-- WHAT YOU WILL DO --
While copying the entries exactly, leave out each picture they contain.
-------- EXTRACTED ENTRIES --------
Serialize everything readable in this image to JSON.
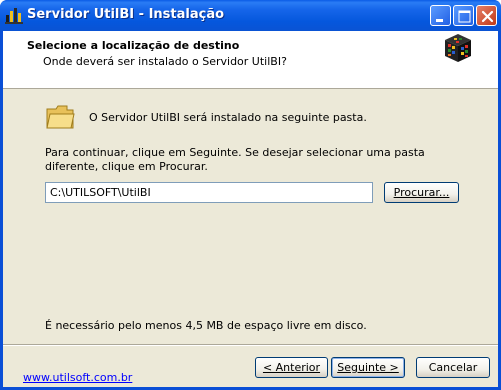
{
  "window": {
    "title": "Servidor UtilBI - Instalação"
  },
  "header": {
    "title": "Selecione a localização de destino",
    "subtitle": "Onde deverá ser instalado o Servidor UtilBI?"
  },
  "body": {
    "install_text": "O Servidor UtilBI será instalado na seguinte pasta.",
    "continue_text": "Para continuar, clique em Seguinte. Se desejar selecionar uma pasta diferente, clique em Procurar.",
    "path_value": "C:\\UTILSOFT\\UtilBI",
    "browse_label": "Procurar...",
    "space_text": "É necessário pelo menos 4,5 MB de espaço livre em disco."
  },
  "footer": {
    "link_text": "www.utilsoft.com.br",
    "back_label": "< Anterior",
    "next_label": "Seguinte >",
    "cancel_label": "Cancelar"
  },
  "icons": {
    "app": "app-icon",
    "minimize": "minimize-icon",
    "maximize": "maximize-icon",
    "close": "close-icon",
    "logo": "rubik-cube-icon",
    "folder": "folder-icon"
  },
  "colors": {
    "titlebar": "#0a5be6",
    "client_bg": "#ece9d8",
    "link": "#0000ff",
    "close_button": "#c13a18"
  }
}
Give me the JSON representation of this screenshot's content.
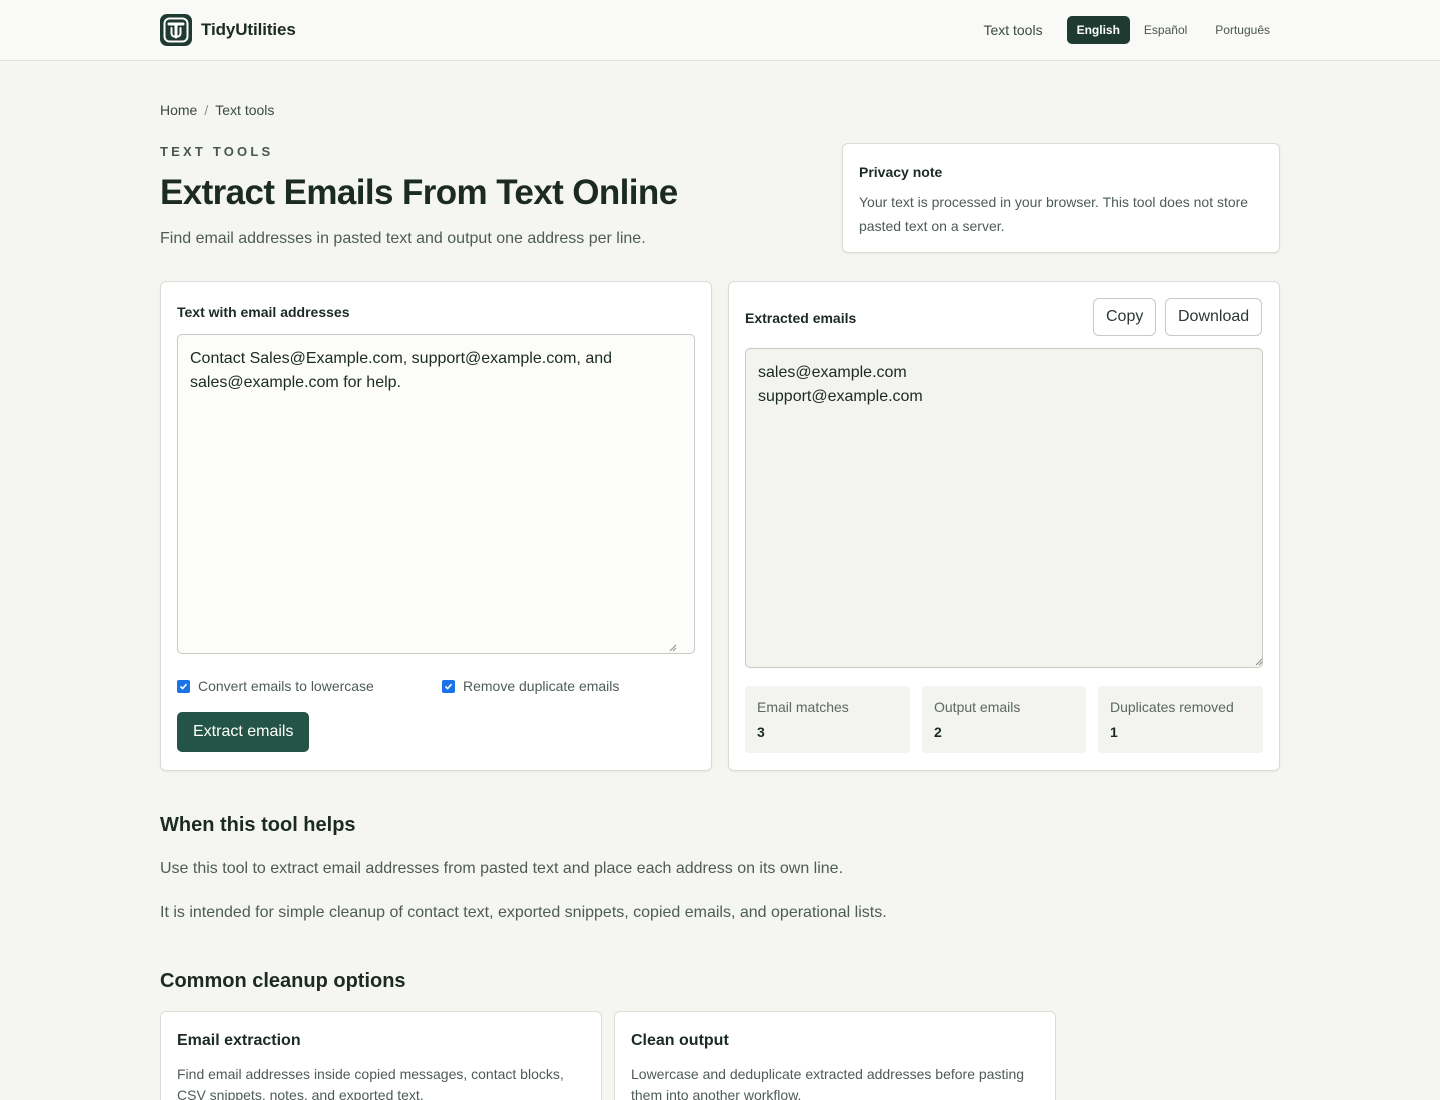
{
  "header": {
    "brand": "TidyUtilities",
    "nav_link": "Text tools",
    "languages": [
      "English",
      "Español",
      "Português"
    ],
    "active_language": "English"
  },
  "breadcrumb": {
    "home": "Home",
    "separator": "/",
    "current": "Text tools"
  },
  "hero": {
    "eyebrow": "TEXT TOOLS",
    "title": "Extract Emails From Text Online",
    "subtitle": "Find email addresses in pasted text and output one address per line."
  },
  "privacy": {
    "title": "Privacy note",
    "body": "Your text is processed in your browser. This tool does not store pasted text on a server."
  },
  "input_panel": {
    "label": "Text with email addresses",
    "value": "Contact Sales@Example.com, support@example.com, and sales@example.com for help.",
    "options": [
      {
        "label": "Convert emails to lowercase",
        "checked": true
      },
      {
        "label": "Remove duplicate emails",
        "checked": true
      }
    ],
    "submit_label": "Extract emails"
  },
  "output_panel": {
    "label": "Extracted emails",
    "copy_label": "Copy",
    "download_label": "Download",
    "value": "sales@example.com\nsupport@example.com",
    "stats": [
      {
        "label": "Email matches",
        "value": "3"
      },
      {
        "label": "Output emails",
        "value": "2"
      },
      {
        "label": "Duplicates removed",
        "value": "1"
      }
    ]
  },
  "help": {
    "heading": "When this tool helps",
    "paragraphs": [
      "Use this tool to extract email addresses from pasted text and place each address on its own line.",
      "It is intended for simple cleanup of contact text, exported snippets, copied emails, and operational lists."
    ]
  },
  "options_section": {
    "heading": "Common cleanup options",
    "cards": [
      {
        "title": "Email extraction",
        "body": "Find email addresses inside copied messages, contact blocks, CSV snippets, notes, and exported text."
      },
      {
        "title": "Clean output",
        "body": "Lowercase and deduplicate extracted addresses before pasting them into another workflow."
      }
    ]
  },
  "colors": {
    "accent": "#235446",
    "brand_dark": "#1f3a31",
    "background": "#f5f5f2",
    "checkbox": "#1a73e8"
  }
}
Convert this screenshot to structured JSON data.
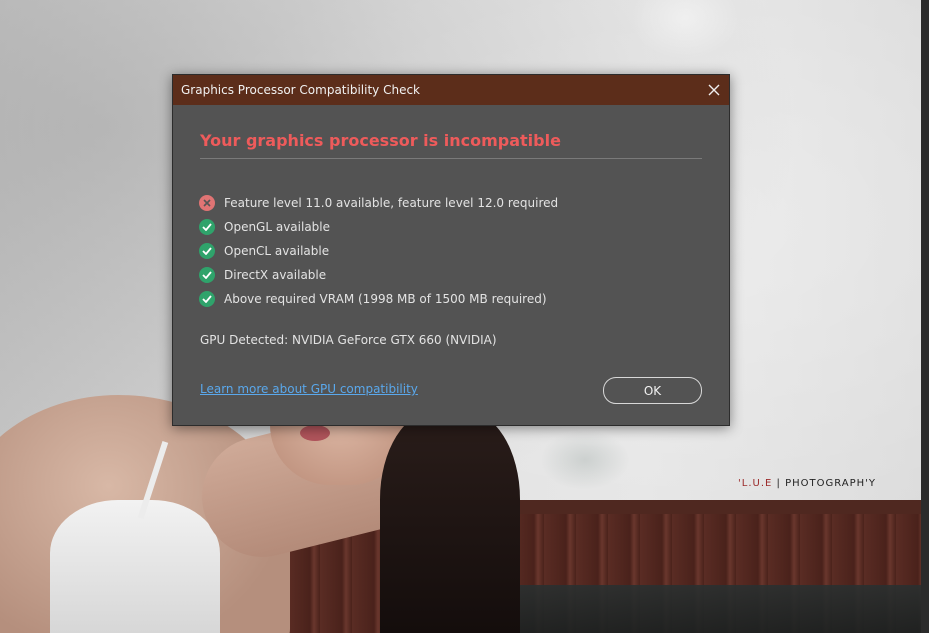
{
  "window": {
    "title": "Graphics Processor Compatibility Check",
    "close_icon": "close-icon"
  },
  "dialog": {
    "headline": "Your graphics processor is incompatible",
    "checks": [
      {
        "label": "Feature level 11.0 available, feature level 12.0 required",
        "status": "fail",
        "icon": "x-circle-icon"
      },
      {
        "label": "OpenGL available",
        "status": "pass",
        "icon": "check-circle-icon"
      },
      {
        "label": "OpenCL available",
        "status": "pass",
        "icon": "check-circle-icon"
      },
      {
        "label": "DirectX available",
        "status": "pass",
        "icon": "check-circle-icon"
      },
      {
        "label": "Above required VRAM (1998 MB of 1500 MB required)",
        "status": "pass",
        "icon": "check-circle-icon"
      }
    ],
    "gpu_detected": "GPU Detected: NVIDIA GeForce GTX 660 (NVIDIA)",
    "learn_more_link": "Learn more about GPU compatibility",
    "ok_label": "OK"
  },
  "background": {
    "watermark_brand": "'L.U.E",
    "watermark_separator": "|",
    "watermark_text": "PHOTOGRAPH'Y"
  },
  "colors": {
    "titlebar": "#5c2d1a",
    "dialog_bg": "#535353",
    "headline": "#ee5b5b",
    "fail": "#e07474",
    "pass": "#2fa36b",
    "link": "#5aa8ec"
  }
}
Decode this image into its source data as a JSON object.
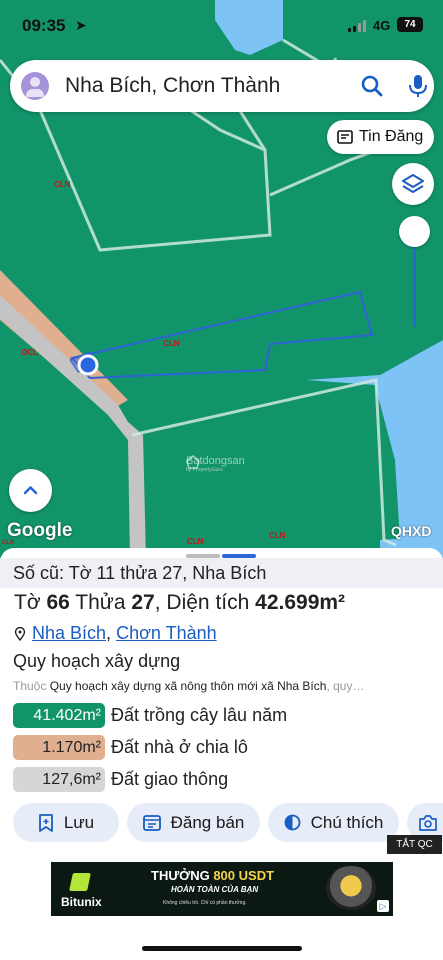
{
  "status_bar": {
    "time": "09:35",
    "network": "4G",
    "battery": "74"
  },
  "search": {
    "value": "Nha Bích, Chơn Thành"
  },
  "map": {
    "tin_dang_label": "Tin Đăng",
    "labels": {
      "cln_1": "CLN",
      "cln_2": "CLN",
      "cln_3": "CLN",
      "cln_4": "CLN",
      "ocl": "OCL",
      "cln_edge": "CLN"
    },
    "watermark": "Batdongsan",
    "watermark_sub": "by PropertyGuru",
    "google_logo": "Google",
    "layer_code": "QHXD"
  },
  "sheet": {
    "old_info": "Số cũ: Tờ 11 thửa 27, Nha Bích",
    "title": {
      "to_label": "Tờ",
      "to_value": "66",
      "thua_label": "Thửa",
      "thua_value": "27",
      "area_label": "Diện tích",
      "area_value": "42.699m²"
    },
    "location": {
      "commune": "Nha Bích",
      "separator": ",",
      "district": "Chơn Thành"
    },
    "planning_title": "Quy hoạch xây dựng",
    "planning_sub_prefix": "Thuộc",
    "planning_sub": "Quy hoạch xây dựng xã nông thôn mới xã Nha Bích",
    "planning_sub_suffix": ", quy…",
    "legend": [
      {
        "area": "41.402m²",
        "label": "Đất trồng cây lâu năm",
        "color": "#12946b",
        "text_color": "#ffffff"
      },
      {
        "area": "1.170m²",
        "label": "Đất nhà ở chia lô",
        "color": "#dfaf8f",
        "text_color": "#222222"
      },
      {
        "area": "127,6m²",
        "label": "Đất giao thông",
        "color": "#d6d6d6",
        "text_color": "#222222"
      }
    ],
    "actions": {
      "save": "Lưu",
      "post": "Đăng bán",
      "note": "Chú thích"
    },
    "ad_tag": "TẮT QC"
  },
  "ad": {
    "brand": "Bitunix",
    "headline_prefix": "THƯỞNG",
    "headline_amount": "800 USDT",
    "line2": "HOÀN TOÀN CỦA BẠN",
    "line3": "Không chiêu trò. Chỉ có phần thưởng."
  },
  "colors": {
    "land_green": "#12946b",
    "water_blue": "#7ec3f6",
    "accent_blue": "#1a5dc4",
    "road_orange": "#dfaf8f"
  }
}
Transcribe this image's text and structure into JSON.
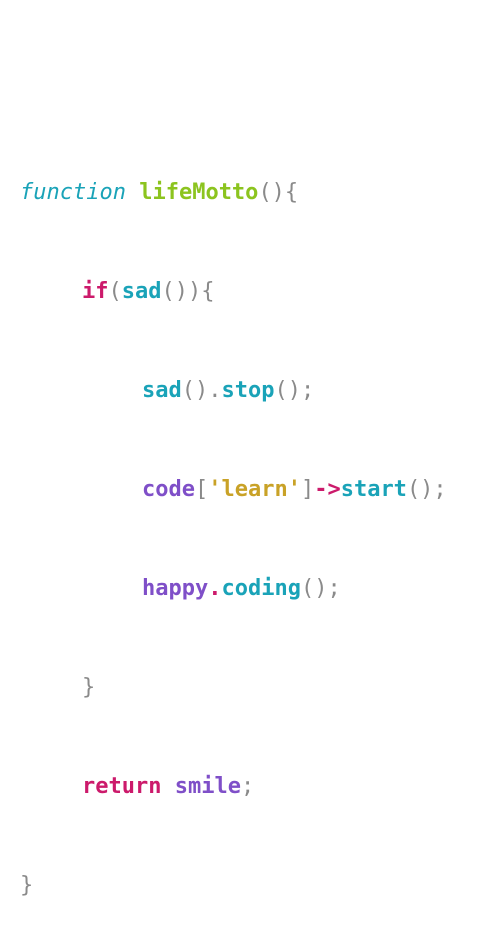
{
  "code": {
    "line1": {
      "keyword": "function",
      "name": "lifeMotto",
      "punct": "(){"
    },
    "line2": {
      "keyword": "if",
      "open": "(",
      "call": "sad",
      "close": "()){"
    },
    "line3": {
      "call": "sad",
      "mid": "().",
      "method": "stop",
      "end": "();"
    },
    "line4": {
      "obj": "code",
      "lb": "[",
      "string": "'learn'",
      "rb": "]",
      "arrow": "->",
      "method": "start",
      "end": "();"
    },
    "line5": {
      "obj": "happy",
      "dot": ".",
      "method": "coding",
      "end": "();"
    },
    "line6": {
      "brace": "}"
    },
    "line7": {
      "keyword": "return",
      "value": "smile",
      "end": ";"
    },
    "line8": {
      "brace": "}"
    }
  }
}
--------
-- RESULT --
Serialize everything readable in this image to JSON.
{
  "window": {
    "title": "Servidor UtilBI - Instalação"
  },
  "header": {
    "title": "Selecione a localização de destino",
    "subtitle": "Onde deverá ser instalado o Servidor UtilBI?"
  },
  "body": {
    "install_text": "O Servidor UtilBI será instalado na seguinte pasta.",
    "continue_text": "Para continuar, clique em Seguinte. Se desejar selecionar uma pasta diferente, clique em Procurar.",
    "path_value": "C:\\UTILSOFT\\UtilBI",
    "browse_label": "Procurar...",
    "space_text": "É necessário pelo menos 4,5 MB de espaço livre em disco."
  },
  "footer": {
    "link_text": "www.utilsoft.com.br",
    "back_label": "< Anterior",
    "next_label": "Seguinte >",
    "cancel_label": "Cancelar"
  },
  "icons": {
    "app": "app-icon",
    "minimize": "minimize-icon",
    "maximize": "maximize-icon",
    "close": "close-icon",
    "logo": "rubik-cube-icon",
    "folder": "folder-icon"
  },
  "colors": {
    "titlebar": "#0a5be6",
    "client_bg": "#ece9d8",
    "link": "#0000ff",
    "close_button": "#c13a18"
  }
}
Give me the JSON representation of this screenshot's content.
{
  "header": {
    "brand": "TidyUtilities",
    "nav_link": "Text tools",
    "languages": [
      "English",
      "Español",
      "Português"
    ],
    "active_language": "English"
  },
  "breadcrumb": {
    "home": "Home",
    "separator": "/",
    "current": "Text tools"
  },
  "hero": {
    "eyebrow": "TEXT TOOLS",
    "title": "Extract Emails From Text Online",
    "subtitle": "Find email addresses in pasted text and output one address per line."
  },
  "privacy": {
    "title": "Privacy note",
    "body": "Your text is processed in your browser. This tool does not store pasted text on a server."
  },
  "input_panel": {
    "label": "Text with email addresses",
    "value": "Contact Sales@Example.com, support@example.com, and sales@example.com for help.",
    "options": [
      {
        "label": "Convert emails to lowercase",
        "checked": true
      },
      {
        "label": "Remove duplicate emails",
        "checked": true
      }
    ],
    "submit_label": "Extract emails"
  },
  "output_panel": {
    "label": "Extracted emails",
    "copy_label": "Copy",
    "download_label": "Download",
    "value": "sales@example.com\nsupport@example.com",
    "stats": [
      {
        "label": "Email matches",
        "value": "3"
      },
      {
        "label": "Output emails",
        "value": "2"
      },
      {
        "label": "Duplicates removed",
        "value": "1"
      }
    ]
  },
  "help": {
    "heading": "When this tool helps",
    "paragraphs": [
      "Use this tool to extract email addresses from pasted text and place each address on its own line.",
      "It is intended for simple cleanup of contact text, exported snippets, copied emails, and operational lists."
    ]
  },
  "options_section": {
    "heading": "Common cleanup options",
    "cards": [
      {
        "title": "Email extraction",
        "body": "Find email addresses inside copied messages, contact blocks, CSV snippets, notes, and exported text."
      },
      {
        "title": "Clean output",
        "body": "Lowercase and deduplicate extracted addresses before pasting them into another workflow."
      }
    ]
  },
  "colors": {
    "accent": "#235446",
    "brand_dark": "#1f3a31",
    "background": "#f5f5f2",
    "checkbox": "#1a73e8"
  }
}
Convert this screenshot to structured JSON data.
{
  "window": {
    "title": "Graphics Processor Compatibility Check",
    "close_icon": "close-icon"
  },
  "dialog": {
    "headline": "Your graphics processor is incompatible",
    "checks": [
      {
        "label": "Feature level 11.0 available, feature level 12.0 required",
        "status": "fail",
        "icon": "x-circle-icon"
      },
      {
        "label": "OpenGL available",
        "status": "pass",
        "icon": "check-circle-icon"
      },
      {
        "label": "OpenCL available",
        "status": "pass",
        "icon": "check-circle-icon"
      },
      {
        "label": "DirectX available",
        "status": "pass",
        "icon": "check-circle-icon"
      },
      {
        "label": "Above required VRAM (1998 MB of 1500 MB required)",
        "status": "pass",
        "icon": "check-circle-icon"
      }
    ],
    "gpu_detected": "GPU Detected: NVIDIA GeForce GTX 660 (NVIDIA)",
    "learn_more_link": "Learn more about GPU compatibility",
    "ok_label": "OK"
  },
  "background": {
    "watermark_brand": "'L.U.E",
    "watermark_separator": "|",
    "watermark_text": "PHOTOGRAPH'Y"
  },
  "colors": {
    "titlebar": "#5c2d1a",
    "dialog_bg": "#535353",
    "headline": "#ee5b5b",
    "fail": "#e07474",
    "pass": "#2fa36b",
    "link": "#5aa8ec"
  }
}
Decode this image into its source data as a JSON object.
{
  "status_bar": {
    "time": "09:35",
    "network": "4G",
    "battery": "74"
  },
  "search": {
    "value": "Nha Bích, Chơn Thành"
  },
  "map": {
    "tin_dang_label": "Tin Đăng",
    "labels": {
      "cln_1": "CLN",
      "cln_2": "CLN",
      "cln_3": "CLN",
      "cln_4": "CLN",
      "ocl": "OCL",
      "cln_edge": "CLN"
    },
    "watermark": "Batdongsan",
    "watermark_sub": "by PropertyGuru",
    "google_logo": "Google",
    "layer_code": "QHXD"
  },
  "sheet": {
    "old_info": "Số cũ: Tờ 11 thửa 27, Nha Bích",
    "title": {
      "to_label": "Tờ",
      "to_value": "66",
      "thua_label": "Thửa",
      "thua_value": "27",
      "area_label": "Diện tích",
      "area_value": "42.699m²"
    },
    "location": {
      "commune": "Nha Bích",
      "separator": ",",
      "district": "Chơn Thành"
    },
    "planning_title": "Quy hoạch xây dựng",
    "planning_sub_prefix": "Thuộc",
    "planning_sub": "Quy hoạch xây dựng xã nông thôn mới xã Nha Bích",
    "planning_sub_suffix": ", quy…",
    "legend": [
      {
        "area": "41.402m²",
        "label": "Đất trồng cây lâu năm",
        "color": "#12946b",
        "text_color": "#ffffff"
      },
      {
        "area": "1.170m²",
        "label": "Đất nhà ở chia lô",
        "color": "#dfaf8f",
        "text_color": "#222222"
      },
      {
        "area": "127,6m²",
        "label": "Đất giao thông",
        "color": "#d6d6d6",
        "text_color": "#222222"
      }
    ],
    "actions": {
      "save": "Lưu",
      "post": "Đăng bán",
      "note": "Chú thích"
    },
    "ad_tag": "TẮT QC"
  },
  "ad": {
    "brand": "Bitunix",
    "headline_prefix": "THƯỞNG",
    "headline_amount": "800 USDT",
    "line2": "HOÀN TOÀN CỦA BẠN",
    "line3": "Không chiêu trò. Chỉ có phần thưởng."
  },
  "colors": {
    "land_green": "#12946b",
    "water_blue": "#7ec3f6",
    "accent_blue": "#1a5dc4",
    "road_orange": "#dfaf8f"
  }
}
Transcribe this image's text and structure into JSON.
{
  "code": {
    "line1": {
      "keyword": "function",
      "name": "lifeMotto",
      "punct": "(){"
    },
    "line2": {
      "keyword": "if",
      "open": "(",
      "call": "sad",
      "close": "()){"
    },
    "line3": {
      "call": "sad",
      "mid": "().",
      "method": "stop",
      "end": "();"
    },
    "line4": {
      "obj": "code",
      "lb": "[",
      "string": "'learn'",
      "rb": "]",
      "arrow": "->",
      "method": "start",
      "end": "();"
    },
    "line5": {
      "obj": "happy",
      "dot": ".",
      "method": "coding",
      "end": "();"
    },
    "line6": {
      "brace": "}"
    },
    "line7": {
      "keyword": "return",
      "value": "smile",
      "end": ";"
    },
    "line8": {
      "brace": "}"
    }
  }
}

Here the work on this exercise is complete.